Mainland mobile internet companies have mushroomed over the past couple of years, thanks to the fast growth of the smartphone market.
Official figures show that more than 70 per cent of the 1.1 billion users of mobile phones on the mainland access internet services through their handsets.
Man said that about 10 per cent of the 130-plus projects Matrix Partners had invested in had failed, while a further 20 per cent could be classified as "walking dead".
While some may see that kind of performance as not bad for a venture capital fund, Man said he was concerned the failure rate was too low.
"This shows that we were too conservative … we may get three to five times return on many OK projects. But we have too few super-good ones that can fetch 100 or 1,000 times return," he said.
A case in point was the firm's negotiations with JD.com several years ago.
The mainland e-commerce retailer was valued at just US$60 million at the time and was attempting to secure an investment of US$10 million from Matrix Partners to expand its online business.
"We were very close to sealing the deal," Man said. "But we gave up at the last minute, with concerns that online retailing was a low-margin business and like a bottomless pit that you'd need to pour money into again and again."
In the following years, JD.com developed into the mainland's second-largest online shopping portal after raising funds from other investors, including Tiger Global and Hillhouse Capital.
Last month, it raised about US$1.8 billion from a Nasdaq listing, with a market valuation of as much as US$26 billion.
Having missed that opportunity to get a slice of the action, Matrix Partners does not want to miss others.
Last year, it decided to invest in Kuaidi Taxi, a cab-calling mobile application that has been engaged in a "money-burning" competition with its major rival in the mainland market.
"We would definitely not have put money into this a few years ago," Man said. "But now we are willing to try."
He said that although there was now a wider range of choices, the core criteria the company used in selecting investment targets remained unchanged.
"We always prefer to pick those start-ups led by people with working experience in big IT enterprises like Baidu, Alibaba and Tencent," Man said.
"It's just like in the US, where the most successful teams were often formed by people from companies like Google.
"We would not consider fresh graduates or those with no local working experience."
Asked whether he felt any pressure from the host of new venture capital firms flocking to the mainland, Man said he was more concerned about established peers.
"There are about 300 VCs in this market, but our real competitors are always those six or seven top players, like IDG, Sequoia Capital, Qiming Ventures and GSR Ventures," he said.
"The rule in this game is that first-class projects would look for first-class investors.

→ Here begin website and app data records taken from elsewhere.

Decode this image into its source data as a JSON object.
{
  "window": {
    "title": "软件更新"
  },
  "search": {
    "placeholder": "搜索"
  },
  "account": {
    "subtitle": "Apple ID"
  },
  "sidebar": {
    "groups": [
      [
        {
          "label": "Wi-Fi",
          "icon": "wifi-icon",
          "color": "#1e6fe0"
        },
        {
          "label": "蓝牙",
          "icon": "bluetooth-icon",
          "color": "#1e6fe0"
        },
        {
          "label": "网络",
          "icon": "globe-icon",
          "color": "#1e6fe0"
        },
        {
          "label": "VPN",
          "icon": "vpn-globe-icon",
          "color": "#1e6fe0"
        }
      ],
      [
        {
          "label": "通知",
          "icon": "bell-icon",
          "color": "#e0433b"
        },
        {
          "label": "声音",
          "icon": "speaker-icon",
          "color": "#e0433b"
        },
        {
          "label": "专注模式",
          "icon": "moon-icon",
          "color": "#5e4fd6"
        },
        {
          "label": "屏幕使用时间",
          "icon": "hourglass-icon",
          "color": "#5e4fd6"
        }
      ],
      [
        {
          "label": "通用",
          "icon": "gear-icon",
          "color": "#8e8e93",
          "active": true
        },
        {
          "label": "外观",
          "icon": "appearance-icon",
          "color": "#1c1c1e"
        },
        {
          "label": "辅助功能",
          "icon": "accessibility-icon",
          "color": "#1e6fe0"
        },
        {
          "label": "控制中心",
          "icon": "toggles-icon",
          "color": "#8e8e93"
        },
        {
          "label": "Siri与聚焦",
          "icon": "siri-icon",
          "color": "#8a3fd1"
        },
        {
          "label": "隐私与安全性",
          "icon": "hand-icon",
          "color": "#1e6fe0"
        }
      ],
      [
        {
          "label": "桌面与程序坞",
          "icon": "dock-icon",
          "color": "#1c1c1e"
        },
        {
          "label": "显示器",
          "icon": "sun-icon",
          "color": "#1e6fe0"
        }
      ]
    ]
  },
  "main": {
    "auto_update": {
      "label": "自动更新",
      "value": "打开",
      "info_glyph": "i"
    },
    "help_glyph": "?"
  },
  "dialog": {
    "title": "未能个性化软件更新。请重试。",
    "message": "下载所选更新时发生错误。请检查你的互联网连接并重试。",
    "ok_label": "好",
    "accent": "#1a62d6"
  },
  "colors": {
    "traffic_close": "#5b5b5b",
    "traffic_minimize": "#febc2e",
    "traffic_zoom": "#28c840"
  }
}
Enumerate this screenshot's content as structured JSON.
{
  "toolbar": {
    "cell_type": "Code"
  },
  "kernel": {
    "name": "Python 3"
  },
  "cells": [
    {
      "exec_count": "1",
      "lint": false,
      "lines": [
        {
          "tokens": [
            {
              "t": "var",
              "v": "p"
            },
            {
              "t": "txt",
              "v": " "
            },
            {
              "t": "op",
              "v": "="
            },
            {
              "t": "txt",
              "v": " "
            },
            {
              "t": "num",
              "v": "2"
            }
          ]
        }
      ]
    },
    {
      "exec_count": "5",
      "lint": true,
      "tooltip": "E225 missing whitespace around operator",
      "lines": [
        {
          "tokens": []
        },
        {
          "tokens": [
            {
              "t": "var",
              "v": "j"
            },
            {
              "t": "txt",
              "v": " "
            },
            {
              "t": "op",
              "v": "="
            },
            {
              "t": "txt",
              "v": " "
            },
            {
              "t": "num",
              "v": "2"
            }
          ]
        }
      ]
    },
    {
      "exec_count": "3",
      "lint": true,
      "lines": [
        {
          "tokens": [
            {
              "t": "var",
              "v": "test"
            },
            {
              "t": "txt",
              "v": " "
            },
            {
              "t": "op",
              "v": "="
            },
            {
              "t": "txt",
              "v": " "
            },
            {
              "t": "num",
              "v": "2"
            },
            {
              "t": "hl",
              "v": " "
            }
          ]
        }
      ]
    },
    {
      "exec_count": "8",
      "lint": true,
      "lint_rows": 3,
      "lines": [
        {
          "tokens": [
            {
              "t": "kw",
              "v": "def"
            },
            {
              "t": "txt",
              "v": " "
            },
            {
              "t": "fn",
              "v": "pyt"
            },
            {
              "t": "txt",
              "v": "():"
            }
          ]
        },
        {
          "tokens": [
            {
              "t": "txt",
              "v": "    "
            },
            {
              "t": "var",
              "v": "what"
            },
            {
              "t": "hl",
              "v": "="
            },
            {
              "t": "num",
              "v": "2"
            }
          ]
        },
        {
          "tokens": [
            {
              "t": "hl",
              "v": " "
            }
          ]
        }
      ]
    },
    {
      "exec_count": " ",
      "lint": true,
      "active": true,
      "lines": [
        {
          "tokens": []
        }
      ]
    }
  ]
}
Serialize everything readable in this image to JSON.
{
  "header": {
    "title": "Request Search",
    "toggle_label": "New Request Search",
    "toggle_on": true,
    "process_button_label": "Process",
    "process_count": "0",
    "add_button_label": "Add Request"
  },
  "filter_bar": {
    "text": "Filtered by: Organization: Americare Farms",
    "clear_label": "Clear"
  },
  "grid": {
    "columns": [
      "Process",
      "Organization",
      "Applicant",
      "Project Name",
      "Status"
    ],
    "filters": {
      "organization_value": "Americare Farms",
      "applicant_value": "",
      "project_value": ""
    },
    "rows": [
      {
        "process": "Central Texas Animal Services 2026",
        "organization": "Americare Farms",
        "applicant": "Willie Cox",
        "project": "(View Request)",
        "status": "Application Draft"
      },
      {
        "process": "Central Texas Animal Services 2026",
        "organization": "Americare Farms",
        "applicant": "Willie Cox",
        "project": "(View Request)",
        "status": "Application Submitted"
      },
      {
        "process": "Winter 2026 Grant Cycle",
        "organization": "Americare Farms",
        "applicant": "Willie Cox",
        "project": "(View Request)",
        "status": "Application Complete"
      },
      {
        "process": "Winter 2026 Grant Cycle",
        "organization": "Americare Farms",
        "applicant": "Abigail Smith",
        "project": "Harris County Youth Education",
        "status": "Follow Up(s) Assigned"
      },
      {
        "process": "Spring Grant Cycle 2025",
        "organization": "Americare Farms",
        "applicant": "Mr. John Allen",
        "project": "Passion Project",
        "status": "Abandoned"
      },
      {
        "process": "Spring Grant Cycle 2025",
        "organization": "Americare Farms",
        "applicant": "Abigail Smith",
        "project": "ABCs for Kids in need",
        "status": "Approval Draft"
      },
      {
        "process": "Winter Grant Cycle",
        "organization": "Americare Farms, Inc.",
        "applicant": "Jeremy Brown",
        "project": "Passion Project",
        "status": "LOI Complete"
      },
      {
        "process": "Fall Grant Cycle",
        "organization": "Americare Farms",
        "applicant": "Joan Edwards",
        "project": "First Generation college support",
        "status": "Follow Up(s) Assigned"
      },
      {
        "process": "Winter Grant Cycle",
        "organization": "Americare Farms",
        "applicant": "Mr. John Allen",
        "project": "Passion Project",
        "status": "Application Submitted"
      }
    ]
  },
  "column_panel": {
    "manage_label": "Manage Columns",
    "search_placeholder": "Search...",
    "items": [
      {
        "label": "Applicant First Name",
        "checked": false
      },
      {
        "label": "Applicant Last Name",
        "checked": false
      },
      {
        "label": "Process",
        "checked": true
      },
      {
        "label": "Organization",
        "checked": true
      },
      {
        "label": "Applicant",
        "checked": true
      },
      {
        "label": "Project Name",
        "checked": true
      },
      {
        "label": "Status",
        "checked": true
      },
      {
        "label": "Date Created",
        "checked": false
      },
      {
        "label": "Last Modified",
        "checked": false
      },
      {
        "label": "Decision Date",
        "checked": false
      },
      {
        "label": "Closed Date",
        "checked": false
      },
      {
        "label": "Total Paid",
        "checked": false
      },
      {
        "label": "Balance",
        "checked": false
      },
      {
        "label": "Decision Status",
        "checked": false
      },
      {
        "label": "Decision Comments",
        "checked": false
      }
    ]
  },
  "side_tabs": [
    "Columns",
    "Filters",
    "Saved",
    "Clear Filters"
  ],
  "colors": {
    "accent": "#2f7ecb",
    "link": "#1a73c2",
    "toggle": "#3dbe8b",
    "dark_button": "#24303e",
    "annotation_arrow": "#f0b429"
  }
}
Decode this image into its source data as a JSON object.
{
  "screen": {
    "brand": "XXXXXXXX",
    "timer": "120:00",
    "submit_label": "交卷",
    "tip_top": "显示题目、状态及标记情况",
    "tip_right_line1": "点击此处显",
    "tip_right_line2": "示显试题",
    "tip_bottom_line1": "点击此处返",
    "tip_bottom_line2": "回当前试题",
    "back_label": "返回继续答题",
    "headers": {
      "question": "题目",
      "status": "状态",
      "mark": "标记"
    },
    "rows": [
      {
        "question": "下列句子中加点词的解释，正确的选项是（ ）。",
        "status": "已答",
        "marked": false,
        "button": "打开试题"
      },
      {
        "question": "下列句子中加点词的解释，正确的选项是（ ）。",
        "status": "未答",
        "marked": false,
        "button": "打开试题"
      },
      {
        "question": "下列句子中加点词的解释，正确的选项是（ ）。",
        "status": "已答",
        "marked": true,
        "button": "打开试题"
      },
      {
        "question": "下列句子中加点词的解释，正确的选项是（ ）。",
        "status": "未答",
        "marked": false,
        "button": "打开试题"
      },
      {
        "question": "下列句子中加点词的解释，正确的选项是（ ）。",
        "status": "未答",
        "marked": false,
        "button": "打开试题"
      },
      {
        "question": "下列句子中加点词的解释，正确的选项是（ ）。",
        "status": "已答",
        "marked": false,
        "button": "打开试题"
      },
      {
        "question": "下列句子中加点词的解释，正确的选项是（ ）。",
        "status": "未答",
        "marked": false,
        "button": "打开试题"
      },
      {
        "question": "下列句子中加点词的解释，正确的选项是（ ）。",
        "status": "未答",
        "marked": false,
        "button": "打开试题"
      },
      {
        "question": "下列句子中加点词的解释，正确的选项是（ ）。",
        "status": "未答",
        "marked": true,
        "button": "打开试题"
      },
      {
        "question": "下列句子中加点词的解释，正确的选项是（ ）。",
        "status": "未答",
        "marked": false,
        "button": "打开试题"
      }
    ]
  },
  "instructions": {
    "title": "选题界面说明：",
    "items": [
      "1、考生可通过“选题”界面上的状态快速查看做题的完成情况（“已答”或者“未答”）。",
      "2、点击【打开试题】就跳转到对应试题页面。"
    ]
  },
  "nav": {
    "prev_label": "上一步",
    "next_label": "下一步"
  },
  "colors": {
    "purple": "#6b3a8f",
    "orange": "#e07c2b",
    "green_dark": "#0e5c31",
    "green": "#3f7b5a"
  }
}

They know we can not only offer them money but also provide professional advice and help in this industry."